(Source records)
+ + + + + + +
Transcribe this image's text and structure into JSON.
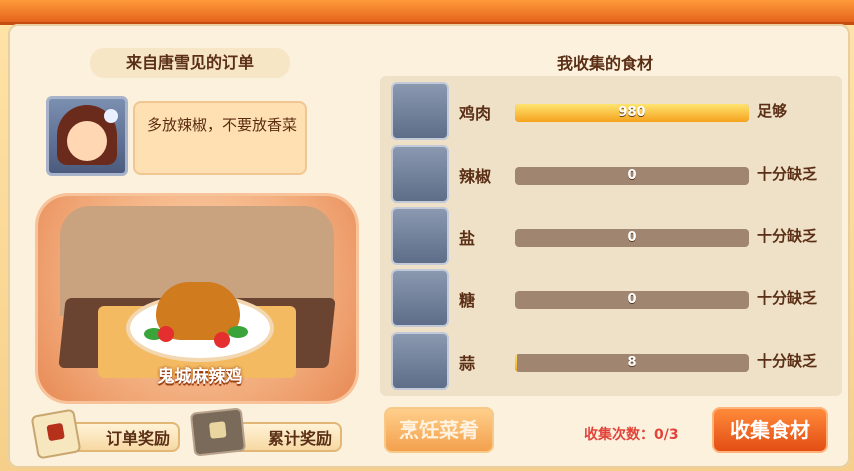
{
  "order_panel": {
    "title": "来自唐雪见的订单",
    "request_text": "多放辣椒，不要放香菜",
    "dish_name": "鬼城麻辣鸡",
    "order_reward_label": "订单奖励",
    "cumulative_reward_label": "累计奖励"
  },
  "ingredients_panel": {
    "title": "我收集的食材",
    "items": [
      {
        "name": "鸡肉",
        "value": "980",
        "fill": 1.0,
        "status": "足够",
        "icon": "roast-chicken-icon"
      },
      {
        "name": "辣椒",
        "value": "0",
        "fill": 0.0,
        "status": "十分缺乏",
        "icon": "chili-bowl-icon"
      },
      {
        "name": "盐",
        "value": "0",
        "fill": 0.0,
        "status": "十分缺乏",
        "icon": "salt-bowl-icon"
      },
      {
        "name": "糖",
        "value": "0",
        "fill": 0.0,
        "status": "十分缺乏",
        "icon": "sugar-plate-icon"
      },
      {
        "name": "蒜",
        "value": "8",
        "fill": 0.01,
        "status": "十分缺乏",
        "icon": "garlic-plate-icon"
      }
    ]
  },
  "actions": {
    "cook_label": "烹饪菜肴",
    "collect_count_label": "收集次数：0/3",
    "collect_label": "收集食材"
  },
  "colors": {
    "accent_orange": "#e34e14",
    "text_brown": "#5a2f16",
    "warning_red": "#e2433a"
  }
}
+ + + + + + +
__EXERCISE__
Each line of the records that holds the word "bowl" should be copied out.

__RESPONSE AREA__
        "icon": "chili-bowl-icon"
        "icon": "salt-bowl-icon"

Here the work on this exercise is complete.